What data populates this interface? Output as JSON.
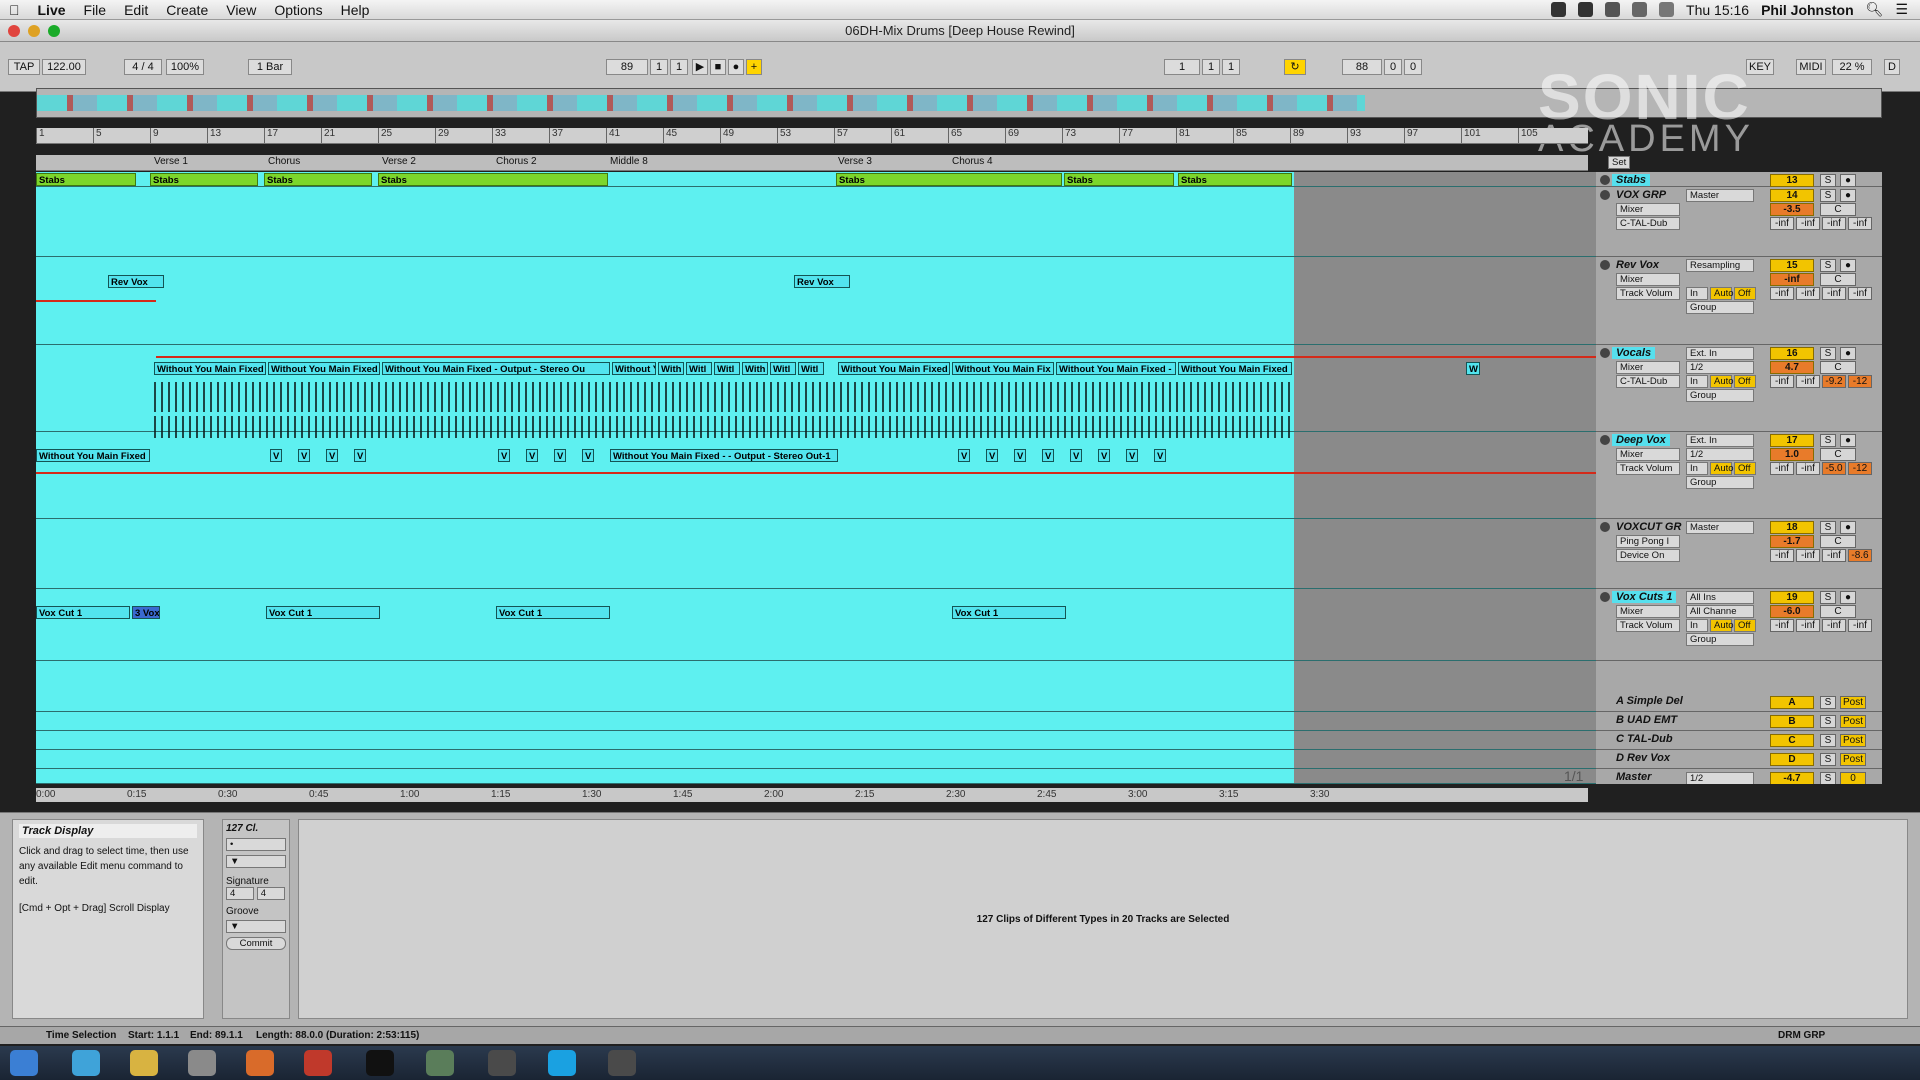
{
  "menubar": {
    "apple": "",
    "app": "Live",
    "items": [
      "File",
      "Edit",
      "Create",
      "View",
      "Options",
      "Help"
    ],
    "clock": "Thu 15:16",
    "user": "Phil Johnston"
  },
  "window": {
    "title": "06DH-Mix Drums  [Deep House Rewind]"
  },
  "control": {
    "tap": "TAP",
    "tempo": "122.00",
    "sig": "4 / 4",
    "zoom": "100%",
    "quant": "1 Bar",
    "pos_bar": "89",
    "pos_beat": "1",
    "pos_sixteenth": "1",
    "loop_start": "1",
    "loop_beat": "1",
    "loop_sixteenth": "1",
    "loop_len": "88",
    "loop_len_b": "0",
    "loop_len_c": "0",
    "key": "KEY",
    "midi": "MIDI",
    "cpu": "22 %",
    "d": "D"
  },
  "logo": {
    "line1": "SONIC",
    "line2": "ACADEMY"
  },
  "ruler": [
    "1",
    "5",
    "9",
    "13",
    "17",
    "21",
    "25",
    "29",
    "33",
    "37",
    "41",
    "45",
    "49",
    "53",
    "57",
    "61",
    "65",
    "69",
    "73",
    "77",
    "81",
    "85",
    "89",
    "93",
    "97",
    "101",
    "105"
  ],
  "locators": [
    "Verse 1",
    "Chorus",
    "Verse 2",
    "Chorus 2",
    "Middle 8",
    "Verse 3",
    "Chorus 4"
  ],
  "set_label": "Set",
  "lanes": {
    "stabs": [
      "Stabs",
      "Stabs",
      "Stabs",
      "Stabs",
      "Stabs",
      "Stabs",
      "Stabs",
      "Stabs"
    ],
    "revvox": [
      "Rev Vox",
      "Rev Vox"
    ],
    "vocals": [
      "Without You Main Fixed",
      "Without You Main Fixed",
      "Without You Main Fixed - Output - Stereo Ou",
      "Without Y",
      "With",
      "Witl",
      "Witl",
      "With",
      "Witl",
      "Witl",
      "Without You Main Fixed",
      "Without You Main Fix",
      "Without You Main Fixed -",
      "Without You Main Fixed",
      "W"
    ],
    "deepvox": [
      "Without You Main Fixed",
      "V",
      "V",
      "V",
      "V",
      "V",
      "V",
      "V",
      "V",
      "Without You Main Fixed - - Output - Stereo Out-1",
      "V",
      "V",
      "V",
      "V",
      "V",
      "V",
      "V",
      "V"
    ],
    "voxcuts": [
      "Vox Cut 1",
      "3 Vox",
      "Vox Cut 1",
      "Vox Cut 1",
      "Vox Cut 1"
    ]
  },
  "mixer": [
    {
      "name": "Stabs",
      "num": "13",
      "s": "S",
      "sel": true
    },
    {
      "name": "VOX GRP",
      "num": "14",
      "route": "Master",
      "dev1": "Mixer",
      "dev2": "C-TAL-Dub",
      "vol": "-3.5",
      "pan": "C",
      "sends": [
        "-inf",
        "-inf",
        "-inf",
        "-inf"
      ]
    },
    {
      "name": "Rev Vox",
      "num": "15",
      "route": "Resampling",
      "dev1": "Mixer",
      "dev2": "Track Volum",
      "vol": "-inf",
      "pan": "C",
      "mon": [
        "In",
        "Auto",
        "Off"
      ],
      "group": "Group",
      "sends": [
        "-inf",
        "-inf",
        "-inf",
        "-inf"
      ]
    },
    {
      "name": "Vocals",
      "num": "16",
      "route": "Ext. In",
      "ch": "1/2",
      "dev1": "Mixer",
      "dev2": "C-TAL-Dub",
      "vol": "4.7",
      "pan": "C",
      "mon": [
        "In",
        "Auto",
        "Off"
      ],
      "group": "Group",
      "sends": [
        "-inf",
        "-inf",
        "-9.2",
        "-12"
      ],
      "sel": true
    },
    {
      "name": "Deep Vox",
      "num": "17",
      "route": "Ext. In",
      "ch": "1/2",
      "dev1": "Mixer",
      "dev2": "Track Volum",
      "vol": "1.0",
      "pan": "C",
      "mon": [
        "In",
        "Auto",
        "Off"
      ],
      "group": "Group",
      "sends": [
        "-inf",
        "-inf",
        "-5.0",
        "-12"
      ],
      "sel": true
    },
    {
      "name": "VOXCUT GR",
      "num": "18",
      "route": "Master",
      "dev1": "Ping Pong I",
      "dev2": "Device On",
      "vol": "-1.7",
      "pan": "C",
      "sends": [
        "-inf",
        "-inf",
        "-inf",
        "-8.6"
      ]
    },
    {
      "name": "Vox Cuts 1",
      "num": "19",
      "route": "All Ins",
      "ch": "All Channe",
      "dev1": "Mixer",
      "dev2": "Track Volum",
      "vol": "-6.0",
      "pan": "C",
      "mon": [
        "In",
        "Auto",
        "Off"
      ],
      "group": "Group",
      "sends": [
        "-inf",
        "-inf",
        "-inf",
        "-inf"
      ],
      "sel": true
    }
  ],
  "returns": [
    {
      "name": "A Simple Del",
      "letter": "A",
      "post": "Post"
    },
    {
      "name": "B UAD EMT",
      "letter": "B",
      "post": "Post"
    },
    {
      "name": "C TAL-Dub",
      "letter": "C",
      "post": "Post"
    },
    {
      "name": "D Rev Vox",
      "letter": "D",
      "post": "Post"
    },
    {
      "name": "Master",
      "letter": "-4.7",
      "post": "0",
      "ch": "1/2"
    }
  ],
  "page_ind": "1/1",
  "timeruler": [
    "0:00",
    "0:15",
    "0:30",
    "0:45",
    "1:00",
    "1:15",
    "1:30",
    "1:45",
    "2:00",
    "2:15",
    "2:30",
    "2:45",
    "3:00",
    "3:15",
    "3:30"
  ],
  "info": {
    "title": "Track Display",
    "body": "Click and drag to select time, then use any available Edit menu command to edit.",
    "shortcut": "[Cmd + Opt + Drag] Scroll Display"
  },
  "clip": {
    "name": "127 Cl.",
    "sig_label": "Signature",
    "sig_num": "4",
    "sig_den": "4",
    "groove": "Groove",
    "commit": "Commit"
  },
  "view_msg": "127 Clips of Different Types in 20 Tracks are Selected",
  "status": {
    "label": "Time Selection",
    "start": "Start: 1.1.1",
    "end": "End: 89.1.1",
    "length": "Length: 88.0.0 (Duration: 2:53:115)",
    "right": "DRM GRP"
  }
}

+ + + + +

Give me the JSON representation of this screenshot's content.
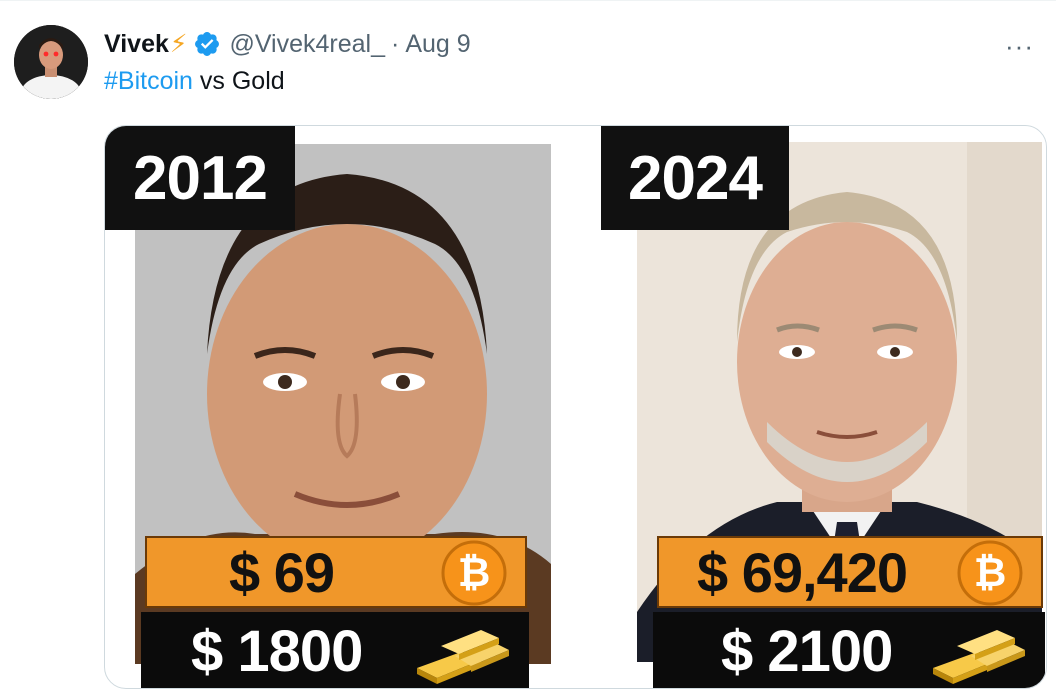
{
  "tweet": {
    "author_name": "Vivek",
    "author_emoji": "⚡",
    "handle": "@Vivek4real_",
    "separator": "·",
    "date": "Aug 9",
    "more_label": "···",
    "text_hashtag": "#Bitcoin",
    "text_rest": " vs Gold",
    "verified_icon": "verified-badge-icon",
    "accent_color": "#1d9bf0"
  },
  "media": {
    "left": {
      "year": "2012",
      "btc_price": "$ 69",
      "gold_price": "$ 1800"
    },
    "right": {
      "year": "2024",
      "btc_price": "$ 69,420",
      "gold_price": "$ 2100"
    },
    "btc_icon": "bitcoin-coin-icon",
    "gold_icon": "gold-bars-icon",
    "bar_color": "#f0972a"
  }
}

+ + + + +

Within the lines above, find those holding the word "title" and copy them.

    "title": "06DH-Mix Drums  [Deep House Rewind]"
    "title": "Track Display",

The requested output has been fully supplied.